Please reproduce the whole listing without altering anything.

Exercise data
+-------+

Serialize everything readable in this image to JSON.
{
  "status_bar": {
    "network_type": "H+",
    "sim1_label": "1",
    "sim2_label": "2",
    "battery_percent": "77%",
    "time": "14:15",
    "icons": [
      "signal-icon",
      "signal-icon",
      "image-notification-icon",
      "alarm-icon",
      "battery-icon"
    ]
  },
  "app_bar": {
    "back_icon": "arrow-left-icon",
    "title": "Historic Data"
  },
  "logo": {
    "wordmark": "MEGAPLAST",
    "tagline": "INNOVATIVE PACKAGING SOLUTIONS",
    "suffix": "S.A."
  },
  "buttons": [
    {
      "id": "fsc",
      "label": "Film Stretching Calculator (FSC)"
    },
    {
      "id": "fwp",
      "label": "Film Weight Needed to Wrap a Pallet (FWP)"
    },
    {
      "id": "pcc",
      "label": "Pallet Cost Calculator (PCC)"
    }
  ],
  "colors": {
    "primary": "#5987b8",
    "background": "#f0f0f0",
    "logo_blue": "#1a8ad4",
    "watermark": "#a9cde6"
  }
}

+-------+

Result of this task
Serialize everything readable in this image to JSON.
{
  "status_bar": {
    "network_type": "H+",
    "sim1_label": "1",
    "sim2_label": "2",
    "battery_percent": "77%",
    "time": "14:15",
    "icons": [
      "signal-icon",
      "signal-icon",
      "image-notification-icon",
      "alarm-icon",
      "battery-icon"
    ]
  },
  "app_bar": {
    "back_icon": "arrow-left-icon",
    "title": "Historic Data"
  },
  "logo": {
    "wordmark": "MEGAPLAST",
    "tagline": "INNOVATIVE PACKAGING SOLUTIONS",
    "suffix": "S.A."
  },
  "buttons": [
    {
      "id": "fsc",
      "label": "Film Stretching Calculator (FSC)"
    },
    {
      "id": "fwp",
      "label": "Film Weight Needed to Wrap a Pallet (FWP)"
    },
    {
      "id": "pcc",
      "label": "Pallet Cost Calculator (PCC)"
    }
  ],
  "colors": {
    "primary": "#5987b8",
    "background": "#f0f0f0",
    "logo_blue": "#1a8ad4",
    "watermark": "#a9cde6"
  }
}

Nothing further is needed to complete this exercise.